START Records to process
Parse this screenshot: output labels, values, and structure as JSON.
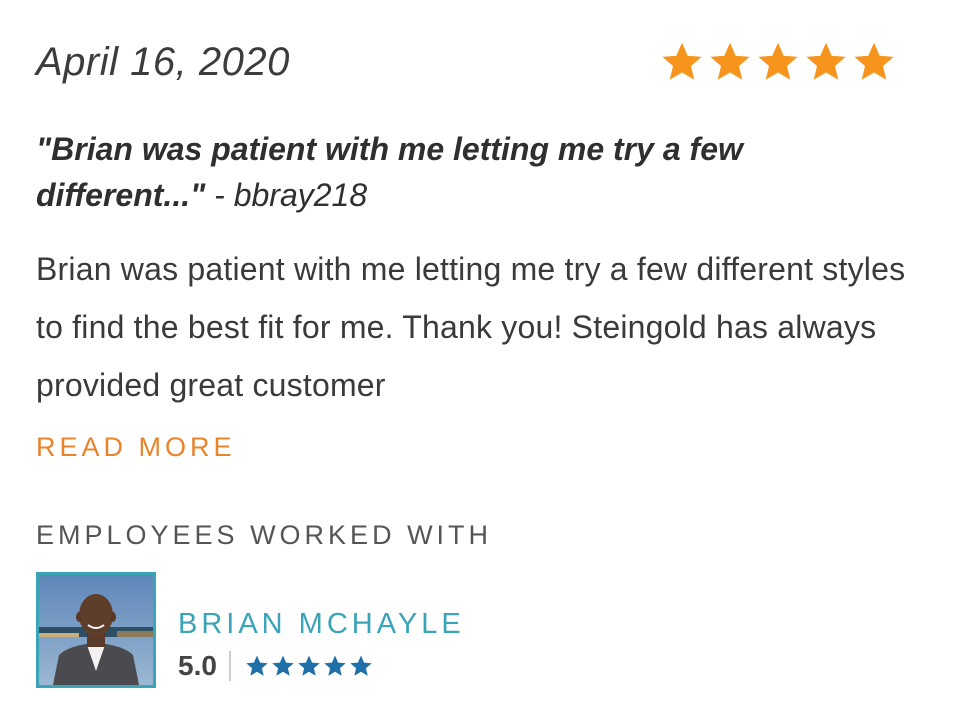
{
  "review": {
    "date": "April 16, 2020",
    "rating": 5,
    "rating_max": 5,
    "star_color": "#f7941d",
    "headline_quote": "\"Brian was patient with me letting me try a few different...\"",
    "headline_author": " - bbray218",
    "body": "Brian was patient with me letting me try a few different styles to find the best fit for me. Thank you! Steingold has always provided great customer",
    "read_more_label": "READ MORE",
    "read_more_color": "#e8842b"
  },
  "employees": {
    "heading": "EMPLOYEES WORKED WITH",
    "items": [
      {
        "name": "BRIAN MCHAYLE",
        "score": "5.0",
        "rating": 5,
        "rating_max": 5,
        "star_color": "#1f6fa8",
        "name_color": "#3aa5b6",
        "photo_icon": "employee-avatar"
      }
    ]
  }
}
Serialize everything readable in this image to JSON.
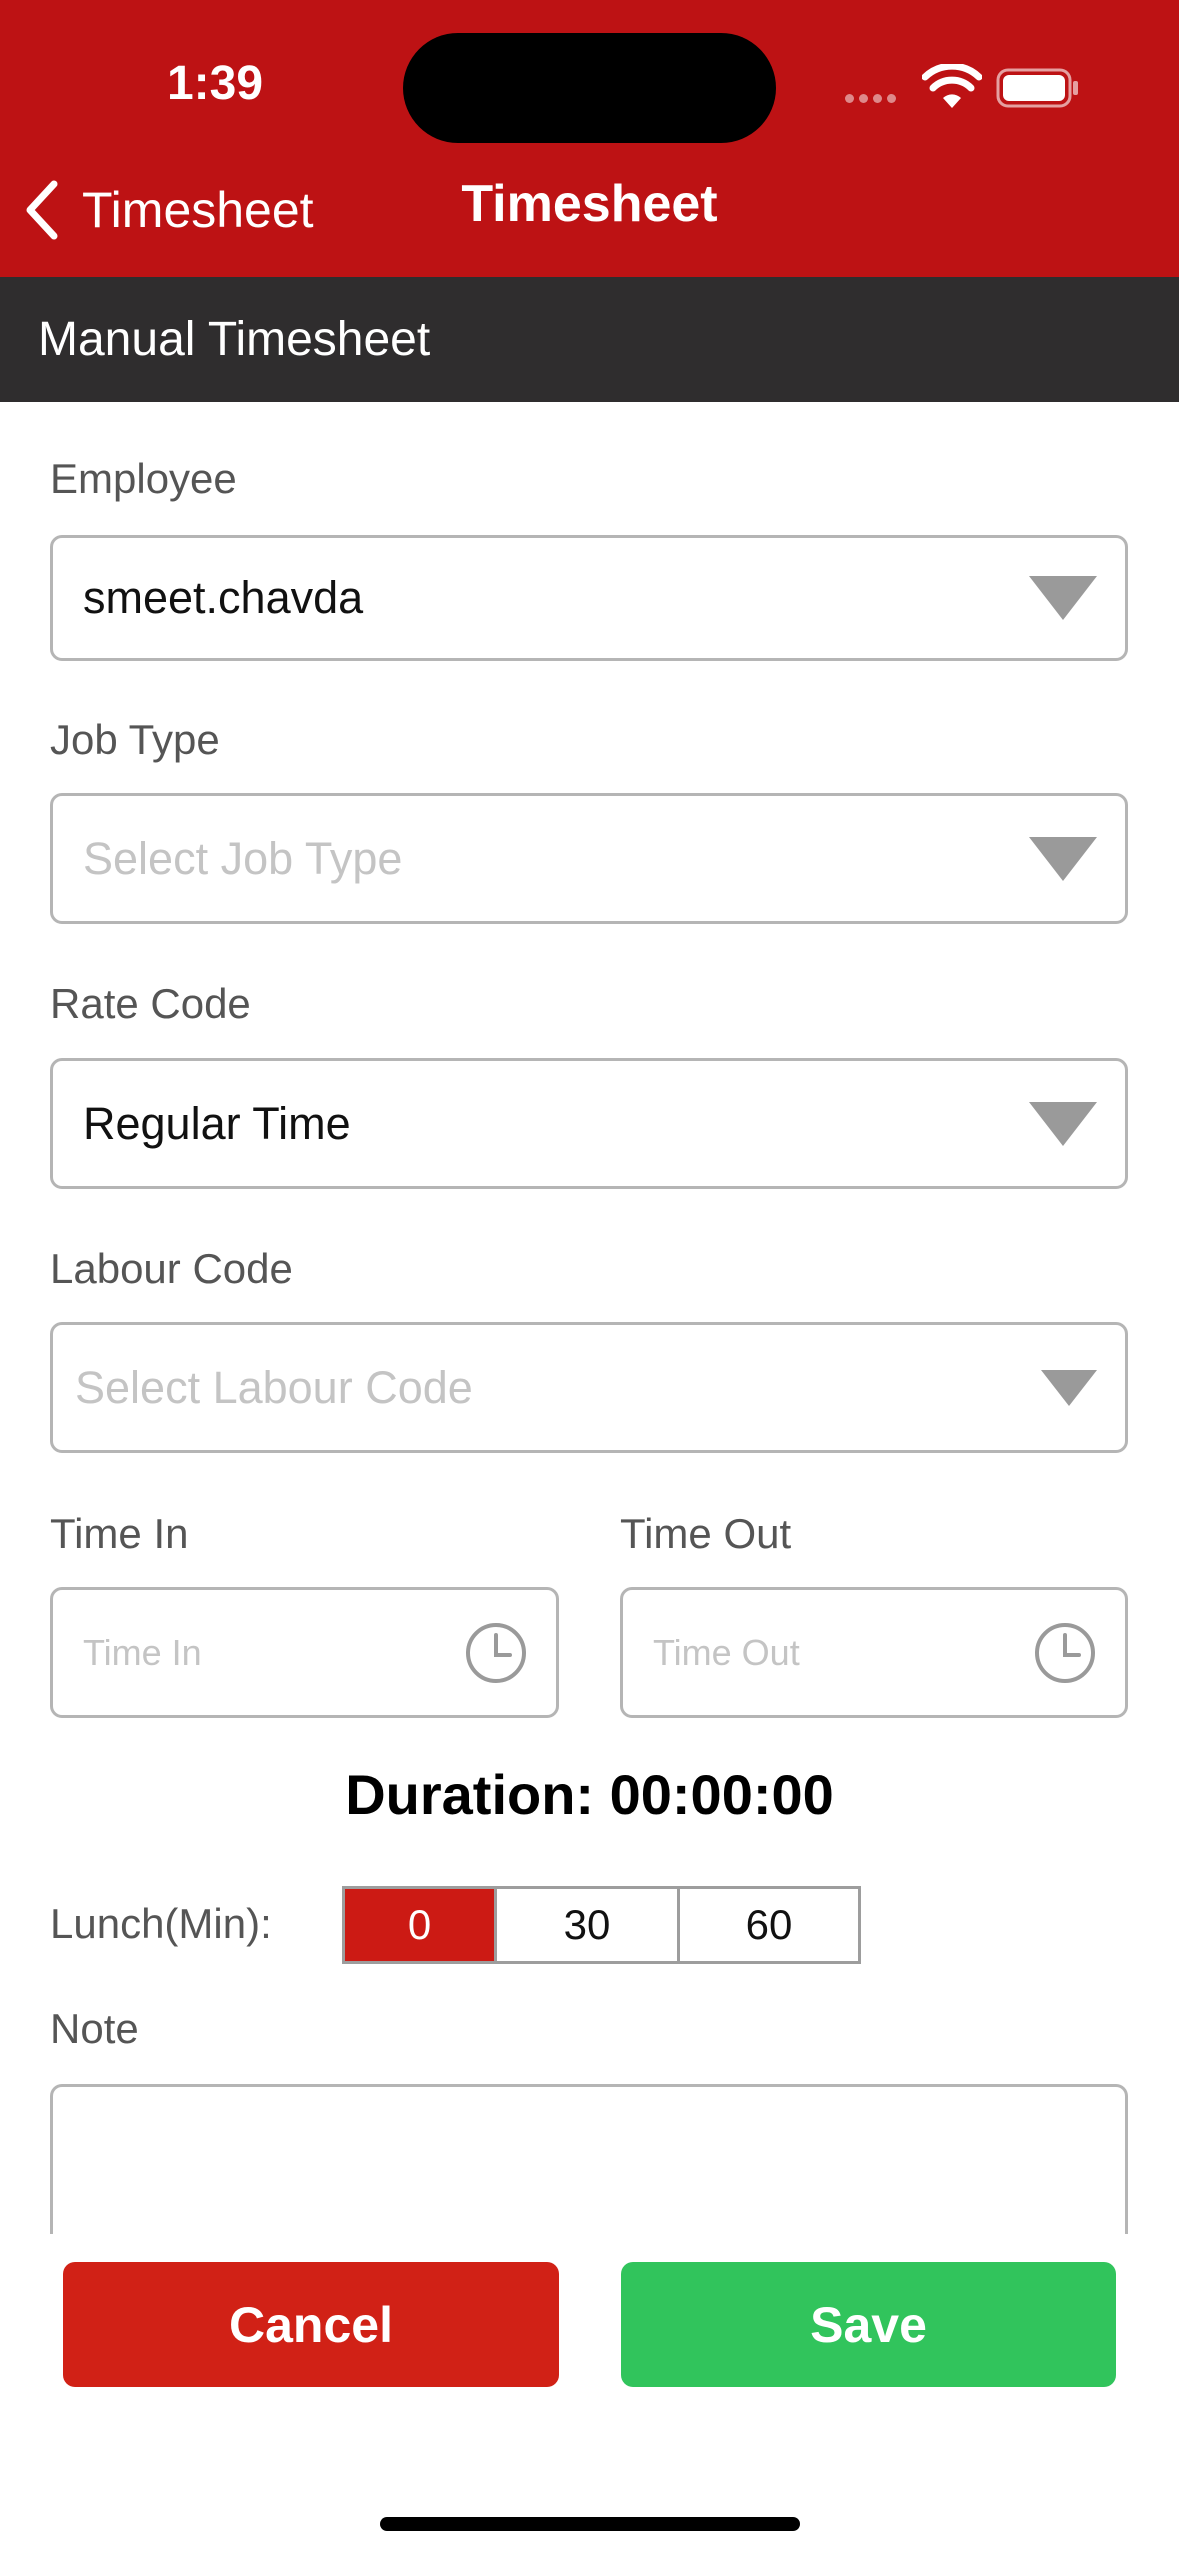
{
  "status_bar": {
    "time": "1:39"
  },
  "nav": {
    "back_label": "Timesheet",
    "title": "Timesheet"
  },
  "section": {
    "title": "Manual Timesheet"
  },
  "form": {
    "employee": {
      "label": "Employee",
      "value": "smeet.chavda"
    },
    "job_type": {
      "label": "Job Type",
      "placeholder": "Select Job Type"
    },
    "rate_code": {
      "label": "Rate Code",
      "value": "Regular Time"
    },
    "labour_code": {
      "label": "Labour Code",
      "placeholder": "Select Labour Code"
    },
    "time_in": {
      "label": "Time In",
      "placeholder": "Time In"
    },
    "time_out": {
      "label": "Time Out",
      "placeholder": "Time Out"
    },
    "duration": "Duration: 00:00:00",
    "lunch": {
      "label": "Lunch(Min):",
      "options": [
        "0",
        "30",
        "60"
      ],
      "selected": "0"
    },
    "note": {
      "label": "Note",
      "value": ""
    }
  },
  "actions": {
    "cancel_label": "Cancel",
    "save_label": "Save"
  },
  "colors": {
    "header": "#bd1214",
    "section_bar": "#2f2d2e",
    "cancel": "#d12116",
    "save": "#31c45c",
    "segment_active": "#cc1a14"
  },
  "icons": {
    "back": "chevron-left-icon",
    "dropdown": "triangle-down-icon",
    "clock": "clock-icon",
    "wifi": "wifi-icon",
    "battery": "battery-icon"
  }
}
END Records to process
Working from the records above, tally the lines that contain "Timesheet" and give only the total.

#### [Output for this exercise]
3